Books by Sergio Martinez

Released: Oct. 31, 2000

This tender version of the Cinderella story comes from the American Southwest. A widow and her two daughters pressure the shepherd Tomás into marriage, and while he spends more and more time with the flocks, his daughter Teresa gets more and more of the chores. When Tomás brings Teresa the gift of a lamb, her stepmother kills it and orders her to wash the fleece. A fish steals the fleece, but Blessed Mary appears to her, and asks her to care for Joseph and the Child for a day. Teresa is rewarded for her kindness by the return of the fleece, and the Virgin touches her forehead so a gold star appears there. When Teresa returns home, the stepsisters are fierce with jealousy, mocking her with the name Estrellita de Oro (Little Gold Star), but when each of them in turn tries for the fleece and the gold star, they fail the kindness test and get horns and donkey's ears instead. Still, when Don Miguel gives a fine party, the sisters vie for his attention, mantillas over their protuberances. As is to be expected he has eyes only for Teresa, who is then sent home by her stepmother. Don Miguel finds her through the offices of their cat, but the stepmother sets three impossible tasks for Teresa before she will give permission for the marriage. Mary blesses Teresa again, the tasks completed, Teresa and Don Miguel marry, and even the stepsisters learn kindness until their donkey ears and horns disappear. There's a wonderful translucence to Martínez's watercolors: light seems to shine through the roses in the Virgin's path, the candles at Don Miguel's, even the stepsisters' black lace mantillas. Little Gold Star has a lovely face, and the stepmother and sisters are properly grumpy. In a year full of Cinderella variations, this one is a welcome addition. (Fairy tale. 6-9)Read full book review >
Released: Nov. 30, 1997

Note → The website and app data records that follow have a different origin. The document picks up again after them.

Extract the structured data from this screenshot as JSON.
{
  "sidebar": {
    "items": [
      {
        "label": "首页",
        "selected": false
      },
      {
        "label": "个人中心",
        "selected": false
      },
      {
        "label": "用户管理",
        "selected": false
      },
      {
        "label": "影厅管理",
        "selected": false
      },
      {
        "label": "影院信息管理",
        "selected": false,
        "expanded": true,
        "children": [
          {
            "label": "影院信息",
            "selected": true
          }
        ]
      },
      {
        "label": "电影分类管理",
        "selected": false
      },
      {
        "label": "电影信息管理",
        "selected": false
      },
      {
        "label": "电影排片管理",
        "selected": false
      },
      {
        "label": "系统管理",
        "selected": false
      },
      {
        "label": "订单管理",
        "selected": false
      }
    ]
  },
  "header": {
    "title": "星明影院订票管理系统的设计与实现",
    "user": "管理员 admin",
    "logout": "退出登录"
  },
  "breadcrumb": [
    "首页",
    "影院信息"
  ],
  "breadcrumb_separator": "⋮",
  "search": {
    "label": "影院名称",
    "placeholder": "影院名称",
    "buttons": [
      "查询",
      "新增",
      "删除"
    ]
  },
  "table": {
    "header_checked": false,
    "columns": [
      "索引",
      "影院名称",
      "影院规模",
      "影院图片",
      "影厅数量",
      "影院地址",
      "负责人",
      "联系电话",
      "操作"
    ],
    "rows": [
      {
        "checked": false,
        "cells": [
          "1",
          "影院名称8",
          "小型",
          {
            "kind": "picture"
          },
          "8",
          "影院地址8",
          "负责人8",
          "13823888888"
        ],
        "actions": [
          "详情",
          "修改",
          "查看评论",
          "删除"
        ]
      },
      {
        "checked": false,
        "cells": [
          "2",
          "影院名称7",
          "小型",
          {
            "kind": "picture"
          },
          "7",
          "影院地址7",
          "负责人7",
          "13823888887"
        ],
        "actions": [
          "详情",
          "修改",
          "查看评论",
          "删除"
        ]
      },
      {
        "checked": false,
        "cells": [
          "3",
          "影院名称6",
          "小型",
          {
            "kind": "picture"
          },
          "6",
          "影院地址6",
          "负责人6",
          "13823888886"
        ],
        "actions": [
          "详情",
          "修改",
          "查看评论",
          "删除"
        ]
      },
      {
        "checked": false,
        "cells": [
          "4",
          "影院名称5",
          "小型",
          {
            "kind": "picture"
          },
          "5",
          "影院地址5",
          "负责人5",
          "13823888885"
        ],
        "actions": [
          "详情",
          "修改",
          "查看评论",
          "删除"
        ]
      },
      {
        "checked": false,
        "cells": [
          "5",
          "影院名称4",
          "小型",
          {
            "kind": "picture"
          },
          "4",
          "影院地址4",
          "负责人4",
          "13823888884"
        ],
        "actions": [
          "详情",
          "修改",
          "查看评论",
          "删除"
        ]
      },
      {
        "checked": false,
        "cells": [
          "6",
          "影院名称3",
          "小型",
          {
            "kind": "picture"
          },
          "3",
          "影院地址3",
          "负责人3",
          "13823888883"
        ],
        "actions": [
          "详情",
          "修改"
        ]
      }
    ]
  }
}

Stolz (Coco Grimes, 1994, etc.) fleshes out—barely—a sentimental Civil War ballad about brothers who share a hobby horse, and years later, another steed in the aftermath of battle. Tom Rigby's excitement as he awakens on his ninth birthday changes to outrage when he learns that the slave Aaron, a companion to him and his twin for most of their lives, has been summarily ``sent to the quarter'' by their father to be a field hand. Although he listens reluctantly to the warnings of the household slaves (who maintain that making a fuss will only endanger Aaron), Tom defiantly gives his birthday toys away to the slave children. He has an argument with twin Jack, who echoes their father's advocacy of slavery, although the rift isn't wide enough to prevent him from sharing his hobby horse when Jack's breaks. Twelve years later, Tom—a Union officer—recalls that time as he offers a ride to a wounded Confederate soldier who only looks too familiar. Stolz focuses more on her characters' emotional states than on plot or background detail, and readers who are less familiar with the era will wonder why Aaron was sent away, and why the slave children have to hide their new toys from the overseer. Paul Fleischman's Bull Run or Gary Paulsen's Nightjohn (both, 1993) afford more insight into the realities of slavery and of what Stolz calls ``this brothers' war.'' (b&w illustrations, not seen) (Fiction. 9-11) Read full book review >
Released: Nov. 30, 1996

Meltzer (Hold Your Horses!, 1995, etc.) presents a sobering overview of the tools and techniques of battle, from prehistoric times to the present, in an intelligent, direct, and necessarily brief style: The subject is so immense that he doesn't spend too much time on any particular topic. The evidence is appropriately depressing: As far back as 10,000 b.c., people have been fighting each other. Diligent reportage on the technological development of weaponry is skillfully accompanied by Martinez's consummate charcoal illustrations that depict these weapons, famous battles, and warriors throughout history. The bloody trail that stretches from wooden clubs to thermonuclear bombs is full of horrors. The reasons for the origins of war are basic enough to grasp: Primitive man fought over lack of food or the possession of a mate. As the reasons for armed combat became more sophisticated, so did the weapons. Meltzer's discussion is more than just a rehashing, and readers will enjoy the intriguing connections the author makes, e.g., between modern ballistic missiles and ancient slingshots and stones. His recitation of statistics regarding current handgun sales within the US and his subsequent appeal to the basic humanity of young readers are the book's best lessons of all. (Nonfiction. 8-12) Read full book review >